Deckard vs. Roy

Unfortunately for Roy, his reckless murder of Tyrell has brought down the fuzz. Deckard is the first on the scene at J.F. Sebastian's apartment. There, a vicious and brutal showdown ensues between Deckard and the surviving rogue replicants. After a fast and furious gymnastic tussle with Pris in which the dolled-up pleasure bot is violently retired, Deckard comes face to face with Roy. 

Already having killed his "father" and made peace with his inevitable demise, Roy is like a bull in a china shop. Roy starts things off by grabbing Deckard's hand through a wall and breaking the blade runner's fingers one by one. And then the game begins. Roy gives Deckard a running start, filling the apartment's soggy halls with his mournful howls. Few things are more dangerous than a wounded animal, especially when said wounded animal is a genetically engineered super soldier that can't feel pain. Indeed, the chase feels more aligned with the horror genre than with science fiction — two hurting, desperate men forced against their better selves to duke it out to the death.

Tears in rain

In a film full of incredible moments, none come close to Roy Batty's final monologue — a fact that's all the more impressive when you consider that Rutger Hauer improvised parts of it

Just when it looks like Deckard is about to plummet to his death (it's hard to hold onto a rain-slick building when your fingers are all busted), Roy catches his would-be enemy and saves his life. Exhausted and on the precipice of his artificially mandated death, all the fight has gone out of Roy. In his final moments, he has no hatred for humanity, only awe for the short life he's lived and a melancholic desire that he could've seen more of what the universe has to offer. In his last breaths, Roy muses that all his memories will die with him.

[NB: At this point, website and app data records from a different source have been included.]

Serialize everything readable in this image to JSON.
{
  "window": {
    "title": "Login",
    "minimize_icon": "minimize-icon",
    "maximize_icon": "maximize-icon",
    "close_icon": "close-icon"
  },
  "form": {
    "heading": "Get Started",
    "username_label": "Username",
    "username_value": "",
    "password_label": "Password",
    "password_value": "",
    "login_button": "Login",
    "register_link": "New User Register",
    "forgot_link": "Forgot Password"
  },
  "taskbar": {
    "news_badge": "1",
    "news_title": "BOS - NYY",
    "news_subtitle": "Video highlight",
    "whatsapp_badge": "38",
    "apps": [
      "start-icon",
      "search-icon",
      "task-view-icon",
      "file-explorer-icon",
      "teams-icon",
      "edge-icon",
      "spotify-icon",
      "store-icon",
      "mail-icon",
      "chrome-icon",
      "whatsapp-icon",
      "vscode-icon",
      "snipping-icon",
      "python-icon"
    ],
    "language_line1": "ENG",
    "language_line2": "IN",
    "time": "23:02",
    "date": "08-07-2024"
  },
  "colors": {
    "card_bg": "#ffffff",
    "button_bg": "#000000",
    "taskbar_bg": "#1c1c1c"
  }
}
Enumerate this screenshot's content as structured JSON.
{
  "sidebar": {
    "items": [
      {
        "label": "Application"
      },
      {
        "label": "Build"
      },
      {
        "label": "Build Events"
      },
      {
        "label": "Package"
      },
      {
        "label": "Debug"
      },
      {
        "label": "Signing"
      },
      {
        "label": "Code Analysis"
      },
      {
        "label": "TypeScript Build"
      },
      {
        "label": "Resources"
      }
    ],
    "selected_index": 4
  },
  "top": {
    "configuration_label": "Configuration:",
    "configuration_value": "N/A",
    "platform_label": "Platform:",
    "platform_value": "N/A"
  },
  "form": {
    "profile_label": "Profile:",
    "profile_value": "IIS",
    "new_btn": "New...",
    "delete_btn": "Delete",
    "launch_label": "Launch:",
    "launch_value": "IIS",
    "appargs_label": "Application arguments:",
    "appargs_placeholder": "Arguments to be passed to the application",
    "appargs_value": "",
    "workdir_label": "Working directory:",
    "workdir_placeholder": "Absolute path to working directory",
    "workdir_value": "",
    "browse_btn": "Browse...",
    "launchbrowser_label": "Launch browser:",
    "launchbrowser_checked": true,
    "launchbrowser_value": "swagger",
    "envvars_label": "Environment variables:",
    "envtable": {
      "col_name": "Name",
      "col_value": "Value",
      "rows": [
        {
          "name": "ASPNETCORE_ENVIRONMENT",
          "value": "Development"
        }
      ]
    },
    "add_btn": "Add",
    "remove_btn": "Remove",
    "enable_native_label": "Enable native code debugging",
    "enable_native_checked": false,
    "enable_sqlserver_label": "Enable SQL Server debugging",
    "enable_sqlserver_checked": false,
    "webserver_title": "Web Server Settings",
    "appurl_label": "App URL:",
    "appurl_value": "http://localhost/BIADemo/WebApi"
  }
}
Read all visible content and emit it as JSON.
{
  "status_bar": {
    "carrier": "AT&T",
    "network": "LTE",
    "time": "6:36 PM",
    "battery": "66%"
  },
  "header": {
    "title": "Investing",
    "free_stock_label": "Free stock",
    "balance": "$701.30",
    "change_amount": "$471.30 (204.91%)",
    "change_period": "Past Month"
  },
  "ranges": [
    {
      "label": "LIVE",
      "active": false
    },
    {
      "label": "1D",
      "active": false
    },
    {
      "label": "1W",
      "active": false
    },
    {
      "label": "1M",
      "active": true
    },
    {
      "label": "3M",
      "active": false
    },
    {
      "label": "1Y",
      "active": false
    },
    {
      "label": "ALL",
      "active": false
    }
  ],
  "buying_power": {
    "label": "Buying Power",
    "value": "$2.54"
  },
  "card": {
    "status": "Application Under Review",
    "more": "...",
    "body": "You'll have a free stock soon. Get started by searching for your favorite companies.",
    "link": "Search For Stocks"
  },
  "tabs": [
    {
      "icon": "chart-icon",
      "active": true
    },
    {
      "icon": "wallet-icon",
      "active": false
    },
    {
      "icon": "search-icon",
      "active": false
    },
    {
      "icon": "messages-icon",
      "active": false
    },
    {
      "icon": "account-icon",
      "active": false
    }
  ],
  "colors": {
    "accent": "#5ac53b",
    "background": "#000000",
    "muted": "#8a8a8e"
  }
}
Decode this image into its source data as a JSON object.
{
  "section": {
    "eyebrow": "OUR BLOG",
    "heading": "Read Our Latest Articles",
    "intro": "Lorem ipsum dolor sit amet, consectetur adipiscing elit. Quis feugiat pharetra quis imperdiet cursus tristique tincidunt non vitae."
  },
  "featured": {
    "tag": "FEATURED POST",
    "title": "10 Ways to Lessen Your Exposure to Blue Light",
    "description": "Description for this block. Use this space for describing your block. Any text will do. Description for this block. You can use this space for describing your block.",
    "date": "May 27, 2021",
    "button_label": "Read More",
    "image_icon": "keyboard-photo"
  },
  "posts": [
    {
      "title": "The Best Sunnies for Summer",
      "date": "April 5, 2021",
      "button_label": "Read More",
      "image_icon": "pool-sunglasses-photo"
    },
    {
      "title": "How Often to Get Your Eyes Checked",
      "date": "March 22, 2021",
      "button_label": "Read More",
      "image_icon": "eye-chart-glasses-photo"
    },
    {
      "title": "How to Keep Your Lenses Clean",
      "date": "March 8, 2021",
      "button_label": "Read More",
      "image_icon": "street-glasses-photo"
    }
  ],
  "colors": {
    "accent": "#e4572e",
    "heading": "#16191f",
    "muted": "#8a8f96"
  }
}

Life and the things that make it worth living are transitory and fleeting: "Lost in time ... like tears in the rain."

It's too bad she won't live

While we're still reeling from the emotional gut punch of Roy's death monologue, the enigmatic police officer Gaff (Edward James Olmos) emerges from the steamy shadows to deliver the killing blow. Thematically speaking, of course. In an exchange that takes place in the moments after Roy's demise, Gaff gives Deckard a final assignment and an existential conundrum. Deckard was already looking for a way out of the blade runner business before this assignment. And now, wet and bloodied, he's done for good. Almost. 

Gaff tosses Deckard a gun, a physical reminder that one replicant is still at large: Rachael. The job isn't finished yet. But before we can contemplate what that means for Rachael and Deckard's budding relationship, Gaff turns around. "It's too bad she won't live," he calls out over his shoulder. "But then again, who does?" While there's a chance that Gaff is merely mocking Deckard, his ambiguous presence in the film endows this line with a crunchier interpretation. After all, Gaff has just summarized, succinctly, one of the film's main themes. Life is short — for humans and replicants alike. Make it count. Don't be a slave.

Do androids dream of origami unicorns?

After Rachael's first visit to Deckard's apartment, the melancholic blade runner sits at his piano in a half-drunk daze plinking away at the keys. As his gaze drifts into space, he begins to day dream. Or at least, we have to assume he's day dreaming as we share his vision of a bone-white unicorn galloping through a foggy forest. 

At the end of the film, Deckard shepherds Rachael out of his apartment instead of retiring her. When he steps outside, he finds an aluminum origami unicorn on the floor. It's the work of Gaff. On the one hand, the calling card could be no more than that — a physical reminder that the cops have Deckard's number, and his betrayal has not gone unnoticed. On the other hand, the synchronicity between Deckard's dream unicorn and Gaff's origami gift feels uncanny and ominous. Is Gaff pushing Deckard to flee? Does his knowledge of Deckard's dream mean that Deckard is a replicant with implanted memories, just like Rachael? Ultimately, the real meaning behind Deckard's unicorns is left up to our interpretation. (But did anyone else spot the unicorn in J.F. Sebastian's apartment? Surely that can't be a coincidence).